Featuring a heavy concentration of industry and the third-largest oil field in the United States, it is considered sparsely populated in comparison with the city as a whole and within the city it is distinguished by its youthful population and high percentage of Latino and foreign-born residents.
It is the site of Los Angeles Harbor College, Banning High School and ten other primary and secondary schools. Wilmington has six parks, including one on the waterfront.

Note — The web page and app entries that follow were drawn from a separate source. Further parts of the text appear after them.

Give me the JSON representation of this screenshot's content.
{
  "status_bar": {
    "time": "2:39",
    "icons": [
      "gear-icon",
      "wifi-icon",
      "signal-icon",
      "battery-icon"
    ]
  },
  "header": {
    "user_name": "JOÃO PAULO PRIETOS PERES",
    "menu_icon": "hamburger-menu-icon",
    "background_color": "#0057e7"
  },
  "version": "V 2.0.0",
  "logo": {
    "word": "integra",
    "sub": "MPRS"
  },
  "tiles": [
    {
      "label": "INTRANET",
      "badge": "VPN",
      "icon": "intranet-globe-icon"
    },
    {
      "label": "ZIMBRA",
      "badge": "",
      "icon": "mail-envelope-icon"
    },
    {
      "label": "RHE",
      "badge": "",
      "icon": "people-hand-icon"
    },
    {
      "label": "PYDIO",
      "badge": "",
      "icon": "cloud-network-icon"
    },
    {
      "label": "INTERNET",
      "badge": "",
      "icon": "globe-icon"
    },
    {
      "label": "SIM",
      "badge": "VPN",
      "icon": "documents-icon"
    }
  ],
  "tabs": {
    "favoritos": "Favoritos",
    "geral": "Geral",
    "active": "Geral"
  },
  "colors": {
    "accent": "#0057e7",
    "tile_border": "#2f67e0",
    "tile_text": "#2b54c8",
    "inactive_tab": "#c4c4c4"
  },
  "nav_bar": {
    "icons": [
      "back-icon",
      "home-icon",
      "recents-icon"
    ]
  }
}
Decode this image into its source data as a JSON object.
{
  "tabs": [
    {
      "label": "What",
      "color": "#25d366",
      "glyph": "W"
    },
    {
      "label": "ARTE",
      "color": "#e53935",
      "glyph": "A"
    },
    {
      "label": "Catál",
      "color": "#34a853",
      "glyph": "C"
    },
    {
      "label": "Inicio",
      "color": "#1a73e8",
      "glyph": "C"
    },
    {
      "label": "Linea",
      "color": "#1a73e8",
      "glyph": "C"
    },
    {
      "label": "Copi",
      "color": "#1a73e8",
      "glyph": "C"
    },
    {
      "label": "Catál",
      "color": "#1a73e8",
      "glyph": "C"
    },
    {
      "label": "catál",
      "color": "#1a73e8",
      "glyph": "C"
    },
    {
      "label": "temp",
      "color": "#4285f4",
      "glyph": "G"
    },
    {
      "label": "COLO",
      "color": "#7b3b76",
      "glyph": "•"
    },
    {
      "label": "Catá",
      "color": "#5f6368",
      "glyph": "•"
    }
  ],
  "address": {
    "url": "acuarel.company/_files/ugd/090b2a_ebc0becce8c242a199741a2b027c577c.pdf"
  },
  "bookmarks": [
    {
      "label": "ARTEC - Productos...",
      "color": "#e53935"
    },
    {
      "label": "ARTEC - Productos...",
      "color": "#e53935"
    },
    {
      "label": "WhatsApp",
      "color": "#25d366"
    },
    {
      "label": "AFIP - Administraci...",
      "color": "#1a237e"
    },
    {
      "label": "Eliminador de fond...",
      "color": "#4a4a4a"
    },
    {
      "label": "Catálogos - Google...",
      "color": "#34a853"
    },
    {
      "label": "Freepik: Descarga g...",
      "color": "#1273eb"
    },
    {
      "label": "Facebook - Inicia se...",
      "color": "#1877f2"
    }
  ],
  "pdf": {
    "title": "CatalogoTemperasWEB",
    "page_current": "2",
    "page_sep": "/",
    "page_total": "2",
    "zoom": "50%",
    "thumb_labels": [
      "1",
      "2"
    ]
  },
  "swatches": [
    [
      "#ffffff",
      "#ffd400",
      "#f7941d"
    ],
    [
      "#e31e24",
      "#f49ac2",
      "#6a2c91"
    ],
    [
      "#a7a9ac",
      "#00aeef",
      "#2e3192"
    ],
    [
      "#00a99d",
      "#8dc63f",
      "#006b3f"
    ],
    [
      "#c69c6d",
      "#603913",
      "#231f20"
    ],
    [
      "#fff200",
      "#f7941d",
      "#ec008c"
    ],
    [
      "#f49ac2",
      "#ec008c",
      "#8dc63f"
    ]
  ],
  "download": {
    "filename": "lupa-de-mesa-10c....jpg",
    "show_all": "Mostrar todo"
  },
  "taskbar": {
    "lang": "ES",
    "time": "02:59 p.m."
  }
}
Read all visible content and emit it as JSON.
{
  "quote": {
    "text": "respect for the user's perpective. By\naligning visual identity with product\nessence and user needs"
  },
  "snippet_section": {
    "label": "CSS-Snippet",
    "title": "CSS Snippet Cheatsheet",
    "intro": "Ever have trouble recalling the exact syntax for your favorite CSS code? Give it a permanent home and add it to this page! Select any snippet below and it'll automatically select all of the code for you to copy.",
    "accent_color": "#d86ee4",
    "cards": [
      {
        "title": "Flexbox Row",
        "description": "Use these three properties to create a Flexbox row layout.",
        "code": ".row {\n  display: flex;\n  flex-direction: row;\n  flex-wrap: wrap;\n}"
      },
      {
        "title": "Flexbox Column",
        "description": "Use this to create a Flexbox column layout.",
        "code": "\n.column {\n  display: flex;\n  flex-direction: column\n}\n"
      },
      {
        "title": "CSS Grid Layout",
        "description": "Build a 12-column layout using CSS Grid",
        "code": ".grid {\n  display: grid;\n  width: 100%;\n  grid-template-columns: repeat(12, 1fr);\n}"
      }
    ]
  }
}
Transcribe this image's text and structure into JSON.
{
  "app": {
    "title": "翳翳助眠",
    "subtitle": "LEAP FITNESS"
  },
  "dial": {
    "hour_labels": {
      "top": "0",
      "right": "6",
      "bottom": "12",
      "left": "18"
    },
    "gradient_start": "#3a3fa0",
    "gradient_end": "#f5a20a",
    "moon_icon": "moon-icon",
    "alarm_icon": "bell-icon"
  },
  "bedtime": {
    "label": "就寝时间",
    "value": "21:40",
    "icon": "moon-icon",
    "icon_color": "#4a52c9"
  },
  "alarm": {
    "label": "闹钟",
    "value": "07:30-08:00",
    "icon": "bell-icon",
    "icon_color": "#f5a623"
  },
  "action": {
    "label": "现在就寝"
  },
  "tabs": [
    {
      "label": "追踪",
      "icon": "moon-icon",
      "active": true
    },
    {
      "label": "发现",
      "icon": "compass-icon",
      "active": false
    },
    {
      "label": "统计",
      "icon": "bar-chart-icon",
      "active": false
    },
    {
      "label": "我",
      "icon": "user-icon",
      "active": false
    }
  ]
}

Wilmington dates its history back to a 1784 Spanish land grant. It became a separate city in 1863, and it joined the city of Los Angeles in 1909. Places of interest include the headquarters U.S. Army for Southern California and the Drum Barracks built to protect the nascent Los Angeles harbor during the American Civil War.
The Port of Los Angeles district of Wilmington was included in the 1784 Spanish land grant of Rancho San Pedro. Phineas Banning acquired the land that would become Wilmington from Manuel Dominguez, heir of the original concession holder Juan Jose Dominguez, in 1858 to build a harbor for the city of Los Angeles. Known as New San Pedro from 1858 to 1863, it was subsequently renamed Wilmington by “Father of the Harbor” Banning after his birthplace, Wilmington, Delaware.:7
In 1861, at the beginning of the Civil War, Banning and Benjamin Wilson gave the federal government 60 acres of land to build Drum Barracks to protect the nascent Los Angeles harbor from Confederate attack.:8 Phineas Banning (1830 – 1885) is known as "The Father of the Port of Los Angeles," he was one of the founders of the town of Wilmington, which was named for his birthplace. His drive and ambition laid the foundations for what would become one of the busiest ports in the world.
Wilson College, precursor to the University of Southern California, opened in Wilmington in 1874 as the first coeducational college west of the Mississippi.
The City of Los Angeles annexed Wilmington in 1909, and today it and neighboring San Pedro form the waterfront of one of the world’s largest import/export centers. Citizens of Wilmington were dubious that annexation would be in their best interests, fearing that it would shift economic activity out of their city and towards Los Angeles. Because the city government of Los Angeles so strongly wanted to have the growing port inside the city limits, it made a number of promises to Wilmington and also to the equally-dubious citizens of San Pedro. Among these promises were that $10 million would be invested in improvements to the port and that as much would be spent inside the city on public works as was collected in taxes.
In the 1920s, William Wrigley Jr. built innovative housing in Wilmington that was dubbed the “Court of Nations.”:9
Wilmington Oil Field
Wilmington is adjacent to the Wilmington Oil Field, discovered in 1932. It is the third largest oil field in the continental United States. Consequently, there are at least 8 major refineries in the Wilmington area, many of them dating back to the original strike.
During World War II the United States Military operated the Los Angeles Port of Embarkation in Wilmington, from which soldiers and sailors were sent abroad to battle zones. The LAPE was controlled by the San Francisco Port of Embarkation from its inception in 1942 until late 1943 when it became autonomous.:9 The California Shipbuilding Corporation, famous for building victory ships during the war (although usually associated with Terminal Island), operated in Wilmington as well.